“A Royal Affair” is the true story of an ordinary man who wins a queen’s heart and starts a revolution. National Public Radio said, “While it’s lavish and lush in all the expected costume-drama ways, ‘A Royal Affair’ never bogs down in period detail.”
“The Bling Ring,” from writer and director Sofia Coppola, takes on the true story of a group of fame-obsessed teenagers robbing celebrity homes. The film stars Carlos Miranda, Claire Julien, Emma Watson, Gavin Rossdale, Georgia Rock, Israel Broussard, Katie Chang, Leslie Mann and Taissa Farmiga. The Chicago Sun-Times wrote, “‘The Bling Ring’ is a sly, often hilarious and at times sobering look at the 21st century fascination with celebrities. It may be the most exquisitely crafted movie ever made about a bunch of nitwits.”

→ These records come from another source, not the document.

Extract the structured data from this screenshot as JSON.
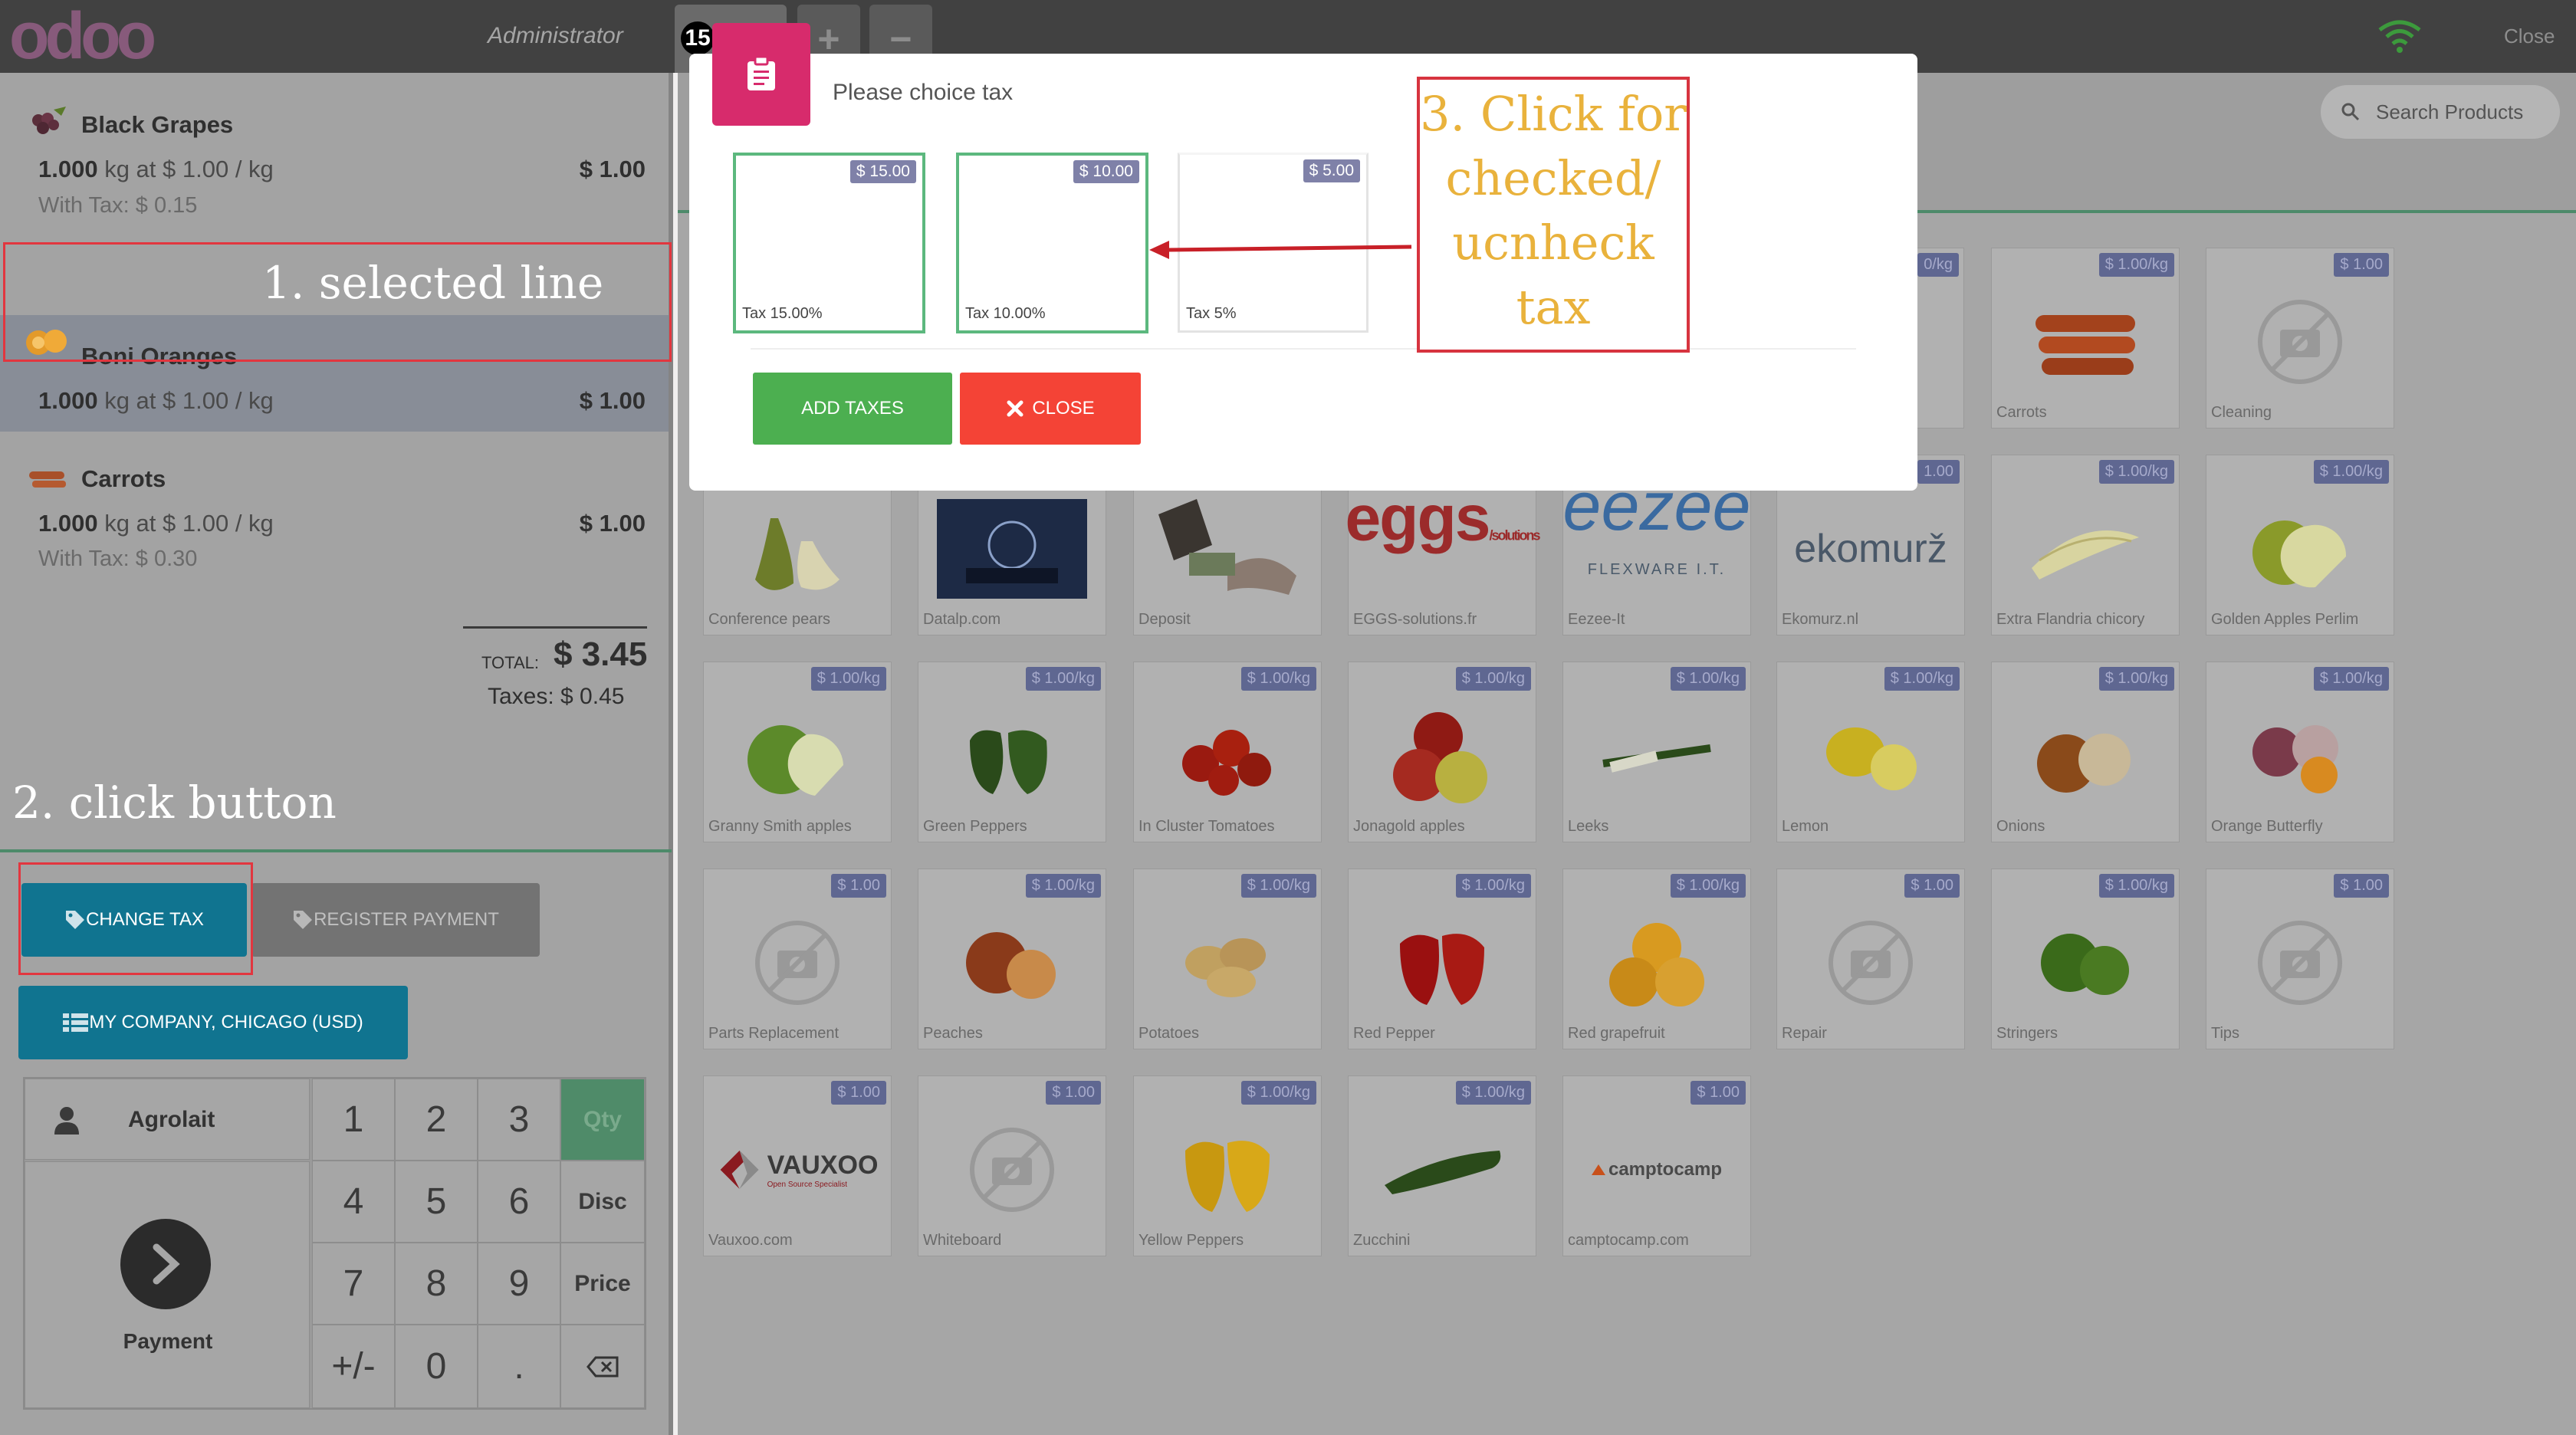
{
  "app": {
    "logo": "odoo",
    "user": "Administrator",
    "order_number": "15",
    "add_order": "+",
    "remove_order": "−",
    "close_label": "Close"
  },
  "order_lines": [
    {
      "name": "Black Grapes",
      "qty": "1.000",
      "qty_rest": "kg at $ 1.00 / kg",
      "price": "$ 1.00",
      "with_tax": "With Tax: $ 0.15"
    },
    {
      "name": "Boni Oranges",
      "qty": "1.000",
      "qty_rest": "kg at $ 1.00 / kg",
      "price": "$ 1.00",
      "with_tax": ""
    },
    {
      "name": "Carrots",
      "qty": "1.000",
      "qty_rest": "kg at $ 1.00 / kg",
      "price": "$ 1.00",
      "with_tax": "With Tax: $ 0.30"
    }
  ],
  "totals": {
    "total_label": "TOTAL:",
    "total_value": "$ 3.45",
    "taxes": "Taxes: $ 0.45"
  },
  "actions": {
    "change_tax": "CHANGE TAX",
    "register_payment": "REGISTER PAYMENT",
    "company": "MY COMPANY, CHICAGO (USD)"
  },
  "numpad": {
    "customer": "Agrolait",
    "payment": "Payment",
    "keys": [
      "1",
      "2",
      "3",
      "4",
      "5",
      "6",
      "7",
      "8",
      "9",
      "+/-",
      "0",
      "."
    ],
    "modes": {
      "qty": "Qty",
      "disc": "Disc",
      "price": "Price"
    }
  },
  "annotations": {
    "a1": "1. selected line",
    "a2": "2. click button",
    "a3_lines": [
      "3. Click for",
      "checked/",
      "ucnheck",
      "tax"
    ]
  },
  "search": {
    "placeholder": "Search Products"
  },
  "products": [
    {
      "name": "Carrots",
      "price": "$ 1.00/kg"
    },
    {
      "name": "Cleaning",
      "price": "$ 1.00"
    },
    {
      "name": "Conference pears",
      "price": ""
    },
    {
      "name": "Datalp.com",
      "price": ""
    },
    {
      "name": "Deposit",
      "price": ""
    },
    {
      "name": "EGGS-solutions.fr",
      "price": ""
    },
    {
      "name": "Eezee-It",
      "price": ""
    },
    {
      "name": "Ekomurz.nl",
      "price": "$ 1.00"
    },
    {
      "name": "Extra Flandria chicory",
      "price": "$ 1.00/kg"
    },
    {
      "name": "Golden Apples Perlim",
      "price": "$ 1.00/kg"
    },
    {
      "name": "Granny Smith apples",
      "price": "$ 1.00/kg"
    },
    {
      "name": "Green Peppers",
      "price": "$ 1.00/kg"
    },
    {
      "name": "In Cluster Tomatoes",
      "price": "$ 1.00/kg"
    },
    {
      "name": "Jonagold apples",
      "price": "$ 1.00/kg"
    },
    {
      "name": "Leeks",
      "price": "$ 1.00/kg"
    },
    {
      "name": "Lemon",
      "price": "$ 1.00/kg"
    },
    {
      "name": "Onions",
      "price": "$ 1.00/kg"
    },
    {
      "name": "Orange Butterfly",
      "price": "$ 1.00/kg"
    },
    {
      "name": "Parts Replacement",
      "price": "$ 1.00"
    },
    {
      "name": "Peaches",
      "price": "$ 1.00/kg"
    },
    {
      "name": "Potatoes",
      "price": "$ 1.00/kg"
    },
    {
      "name": "Red Pepper",
      "price": "$ 1.00/kg"
    },
    {
      "name": "Red grapefruit",
      "price": "$ 1.00/kg"
    },
    {
      "name": "Repair",
      "price": "$ 1.00"
    },
    {
      "name": "Stringers",
      "price": "$ 1.00/kg"
    },
    {
      "name": "Tips",
      "price": "$ 1.00"
    },
    {
      "name": "Vauxoo.com",
      "price": "$ 1.00"
    },
    {
      "name": "Whiteboard",
      "price": "$ 1.00"
    },
    {
      "name": "Yellow Peppers",
      "price": "$ 1.00/kg"
    },
    {
      "name": "Zucchini",
      "price": "$ 1.00/kg"
    },
    {
      "name": "camptocamp.com",
      "price": "$ 1.00"
    }
  ],
  "partial_tiles": {
    "t1_price": "0/kg",
    "t2_price": "1.00",
    "logo_eggs": "eggs",
    "logo_eggs_sub": "/solutions",
    "logo_eezee": "eezee",
    "logo_eezee_sub": "FLEXWARE I.T.",
    "logo_ekomurz": "ekomurž",
    "logo_vauxoo": "VAUXOO",
    "logo_vauxoo_sub": "Open Source Specialist",
    "logo_camptocamp": "camptocamp"
  },
  "modal": {
    "title": "Please choice tax",
    "taxes": [
      {
        "badge": "$ 15.00",
        "label": "Tax 15.00%",
        "checked": true
      },
      {
        "badge": "$ 10.00",
        "label": "Tax 10.00%",
        "checked": true
      },
      {
        "badge": "$ 5.00",
        "label": "Tax 5%",
        "checked": false
      }
    ],
    "add_taxes": "ADD TAXES",
    "close": "CLOSE"
  },
  "colors": {
    "topbar": "#414141",
    "accent_teal": "#107490",
    "modal_icon": "#d72b6c",
    "add_green": "#4caf50",
    "close_red": "#f44336",
    "annotation_red": "#e2363f",
    "annotation_yellow": "#e9b23c"
  }
}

“Blackfish” is a documentary that unfolds like a psychological thriller with a famed killer whale in the center. It is based on the story of Tilikum, a killer whale at Seaworld that has killed three trainers. New York magazine wrote, “It’s true that the number of whales in captivity isn’t huge. But they’ve now become the mightiest symbols of our cultural hubris—of our inability to manage creatures we have the power to capture and imprison. It’s a metaphor for the ages.”
“Before Midnight” catches up with Celine and Jesse, who first romanced audiences in “Before Sunrise,” and again in “Before Sunset.” It is the third film from director Richard Linklater, of “Slacker” and “Dazed and Confused,” starring Ethan Hawke and Julie Delpy, examining where their romance that started on a train bound for Vienna is now that they are in their early 40s in Greece.
A Sun Valley Film Festival favorite, “Much Ado About Nothing,” is Shakespeare’s classic comedy, which is given a contemporary spin by director Joss Whedon. Shot in 12 days, the story of sparring lovers Beatrice and Benedick offers a dark, sexy and occasionally absurd view of the intricate game that is love.
“The East” is a mystery/thriller/drama about how an elite private intelligence firm contracts ex-FBI agent Sarah Moss to infiltrate a mysterious anarchist collective suspected to be responsible for attacking major corporations. Moss goes undercover, but as she gets closer to the action and the organization’s leader her commitment to her task begins to waver. The film stars Ellen Page, Alexander Skarsgard, Brit Marling, Jason Ritter, Julia Ormond and Patricia Clarkson.
Many of the trailers on these festival picks, dates and show times can be found at www.magiclanterncinemas.com, or call 726-4274.